*Required work*
Reading the records below, how many lines contain "name"? Respond with a number and nothing else.

+---+

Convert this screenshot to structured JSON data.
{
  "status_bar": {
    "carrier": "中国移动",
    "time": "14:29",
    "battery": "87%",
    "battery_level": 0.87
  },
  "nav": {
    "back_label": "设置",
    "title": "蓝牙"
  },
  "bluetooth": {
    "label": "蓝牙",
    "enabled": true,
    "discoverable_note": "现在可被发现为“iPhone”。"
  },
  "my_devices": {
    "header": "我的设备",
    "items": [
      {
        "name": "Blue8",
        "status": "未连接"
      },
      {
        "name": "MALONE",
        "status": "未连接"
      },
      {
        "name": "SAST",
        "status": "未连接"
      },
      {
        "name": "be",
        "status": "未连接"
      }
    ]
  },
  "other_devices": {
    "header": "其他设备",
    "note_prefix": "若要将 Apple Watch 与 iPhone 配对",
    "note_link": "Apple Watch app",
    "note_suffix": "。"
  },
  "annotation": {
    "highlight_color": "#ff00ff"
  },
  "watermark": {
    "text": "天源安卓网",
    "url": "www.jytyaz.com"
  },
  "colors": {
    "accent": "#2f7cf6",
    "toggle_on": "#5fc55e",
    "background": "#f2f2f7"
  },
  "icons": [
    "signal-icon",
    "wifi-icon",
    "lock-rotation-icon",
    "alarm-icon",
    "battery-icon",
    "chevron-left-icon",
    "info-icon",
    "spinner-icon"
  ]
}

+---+

*Result below*
4